The Morrison Government will improve the public’s confidence in taxpayer funded university research by strengthening the application process for Australian Research Council grant funding to include a national interest test.
The Government is investing $9.6 billion for research and development this financial year.
The taxpayer is funding the Australian Research Council (ARC) to provide $3 billion in grants for individual university research projects over the next four years. ARC grants currently range in size from $30,000 to $8 million a year.
Minister for Education Dan Tehan said he was acting to ensure taxpayers had confidence in how their money was spent.
"Under the legislation, the Education Minister makes the final decision about whether a research project will receive hundreds of thousands of taxpayer dollars through the ARC," Mr Tehan said.
"The value of specific projects may be obvious to the academics who recommend which projects should receive funding but it is not always obvious to a non-academic.
"If you’re asking the Australian taxpayer to fund your research you should be able to articulate how that research will advance the national interest. The new national interest test will apply for all future grant rounds that are yet to open.
"Further to this, I have tasked ARC Chief Executive Officer Professor Sue Thomas to review the 2015 Science and Research priorities and provide advice on updating these priorities in relation to ARC grants.
"The CEO will do this work in collaboration with a small panel of experts and I will advise the sector of the composition of the panel in coming weeks.
"I have also asked the CEO to examine whether the financial structure of the ARC grants fit the national priorities.
"Australians can have confidence in the independence and integrity of the ARC and I continue to work with them to ensure the taxpayer is getting value for money.
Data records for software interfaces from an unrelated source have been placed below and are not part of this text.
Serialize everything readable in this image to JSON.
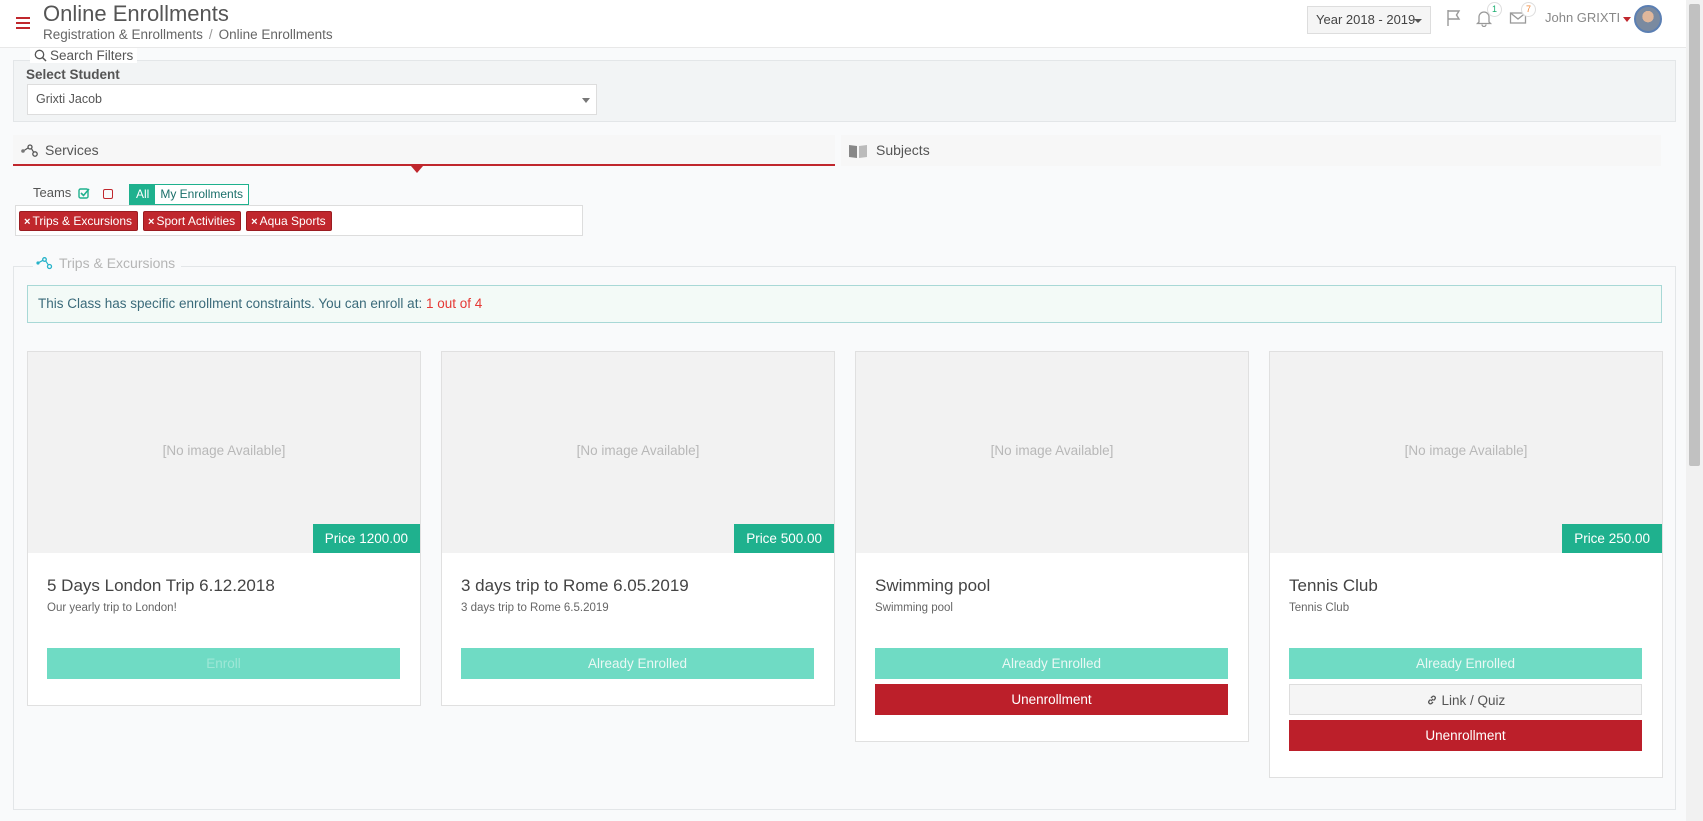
{
  "header": {
    "title": "Online Enrollments",
    "breadcrumb": [
      "Registration & Enrollments",
      "Online Enrollments"
    ],
    "year": "Year 2018 - 2019",
    "notifications_count": "1",
    "messages_count": "7",
    "user_name": "John GRIXTI"
  },
  "filters": {
    "legend": "Search Filters",
    "student_label": "Select Student",
    "student_value": "Grixti Jacob"
  },
  "tabs": [
    {
      "label": "Services",
      "active": true
    },
    {
      "label": "Subjects",
      "active": false
    }
  ],
  "teams": {
    "label": "Teams",
    "all_label": "All",
    "my_label": "My Enrollments",
    "tags": [
      "Trips & Excursions",
      "Sport Activities",
      "Aqua Sports"
    ]
  },
  "section": {
    "title": "Trips & Excursions",
    "alert_text": "This Class has specific enrollment constraints. You can enroll at: ",
    "alert_highlight": "1 out of 4"
  },
  "cards": [
    {
      "image_text": "[No image Available]",
      "price": "Price 1200.00",
      "title": "5 Days London Trip 6.12.2018",
      "description": "Our yearly trip to London!",
      "enroll_label": "Enroll"
    },
    {
      "image_text": "[No image Available]",
      "price": "Price 500.00",
      "title": "3 days trip to Rome 6.05.2019",
      "description": "3 days trip to Rome 6.5.2019",
      "enroll_label": "Already Enrolled"
    },
    {
      "image_text": "[No image Available]",
      "title": "Swimming pool",
      "description": "Swimming pool",
      "enroll_label": "Already Enrolled",
      "unenroll_label": "Unenrollment"
    },
    {
      "image_text": "[No image Available]",
      "price": "Price 250.00",
      "title": "Tennis Club",
      "description": "Tennis Club",
      "enroll_label": "Already Enrolled",
      "link_label": "Link / Quiz",
      "unenroll_label": "Unenrollment"
    }
  ],
  "colors": {
    "brand_red": "#c0272d",
    "accent_green": "#1fb18e",
    "light_green": "#6fdbc4"
  }
}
"As Minister for Education, I can guarantee the sector that I will be transparent in reporting ARC grant funding decisions. I have asked the ARC to add an additional category to the grant outcomes so applicants are notified of instances where a project is ‘recommended to but not funded by the Minister’.
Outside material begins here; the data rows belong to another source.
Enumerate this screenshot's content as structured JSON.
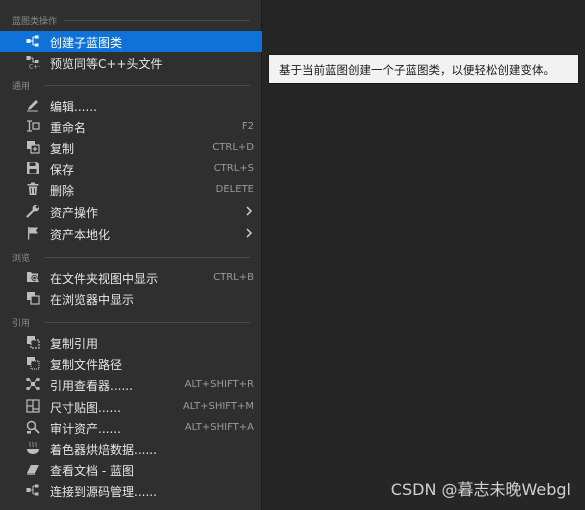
{
  "sections": {
    "blueprint": "蓝图类操作",
    "common": "通用",
    "browse": "浏览",
    "references": "引用"
  },
  "items": {
    "create_child": "创建子蓝图类",
    "preview_header": "预览同等C++头文件",
    "edit": "编辑......",
    "rename": "重命名",
    "rename_shortcut": "F2",
    "duplicate": "复制",
    "duplicate_shortcut": "CTRL+D",
    "save": "保存",
    "save_shortcut": "CTRL+S",
    "delete": "删除",
    "delete_shortcut": "DELETE",
    "asset_actions": "资产操作",
    "asset_localization": "资产本地化",
    "show_in_folder": "在文件夹视图中显示",
    "show_in_folder_shortcut": "CTRL+B",
    "show_in_explorer": "在浏览器中显示",
    "copy_reference": "复制引用",
    "copy_file_path": "复制文件路径",
    "reference_viewer": "引用查看器......",
    "reference_viewer_shortcut": "ALT+SHIFT+R",
    "size_map": "尺寸贴图......",
    "size_map_shortcut": "ALT+SHIFT+M",
    "audit_assets": "审计资产......",
    "audit_assets_shortcut": "ALT+SHIFT+A",
    "shader_cook": "着色器烘焙数据......",
    "view_docs": "查看文档 - 蓝图",
    "source_control": "连接到源码管理......"
  },
  "tooltip": "基于当前蓝图创建一个子蓝图类，以便轻松创建变体。",
  "watermark": "CSDN @暮志未晚Webgl",
  "colors": {
    "background": "#262626",
    "menu": "#2f2f2f",
    "selected": "#0f72d8",
    "tooltip_bg": "#f2f2f2"
  }
}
"Academic freedom and free speech do not require grant funding to exist. Government funding is only one source of research funding. If a project has merit it can also be funded directly by the university, from the private sector or other non-government sources."